EXERCISE INSTRUCTIONS -
Note how many lines in the material have "Style", and give only that figure.

━━━━━━━━━━

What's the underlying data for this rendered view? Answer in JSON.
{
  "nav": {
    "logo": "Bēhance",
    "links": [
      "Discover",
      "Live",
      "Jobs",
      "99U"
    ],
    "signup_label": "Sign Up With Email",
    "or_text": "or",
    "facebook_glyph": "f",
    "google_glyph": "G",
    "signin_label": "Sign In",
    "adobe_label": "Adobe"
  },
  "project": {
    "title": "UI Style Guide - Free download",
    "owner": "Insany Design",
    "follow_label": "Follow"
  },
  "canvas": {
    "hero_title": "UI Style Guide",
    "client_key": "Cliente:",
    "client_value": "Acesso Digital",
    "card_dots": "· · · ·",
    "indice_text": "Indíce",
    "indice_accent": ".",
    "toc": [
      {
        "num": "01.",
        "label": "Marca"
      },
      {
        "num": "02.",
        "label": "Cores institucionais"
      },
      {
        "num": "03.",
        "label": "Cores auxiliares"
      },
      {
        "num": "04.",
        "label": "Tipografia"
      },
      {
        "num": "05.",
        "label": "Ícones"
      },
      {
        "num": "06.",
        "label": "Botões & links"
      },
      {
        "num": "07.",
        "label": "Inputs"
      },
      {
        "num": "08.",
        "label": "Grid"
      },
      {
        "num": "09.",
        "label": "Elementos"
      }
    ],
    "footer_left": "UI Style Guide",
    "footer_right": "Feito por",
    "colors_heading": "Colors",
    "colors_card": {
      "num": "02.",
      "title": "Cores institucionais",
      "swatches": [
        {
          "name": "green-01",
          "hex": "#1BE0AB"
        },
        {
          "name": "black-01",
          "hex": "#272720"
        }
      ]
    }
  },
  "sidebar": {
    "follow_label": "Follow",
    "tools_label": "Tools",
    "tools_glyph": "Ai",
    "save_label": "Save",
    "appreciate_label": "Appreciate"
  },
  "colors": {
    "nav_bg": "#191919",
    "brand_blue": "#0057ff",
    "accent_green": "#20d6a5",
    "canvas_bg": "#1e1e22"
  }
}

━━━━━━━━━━

ANSWER TO THIS TASK -
3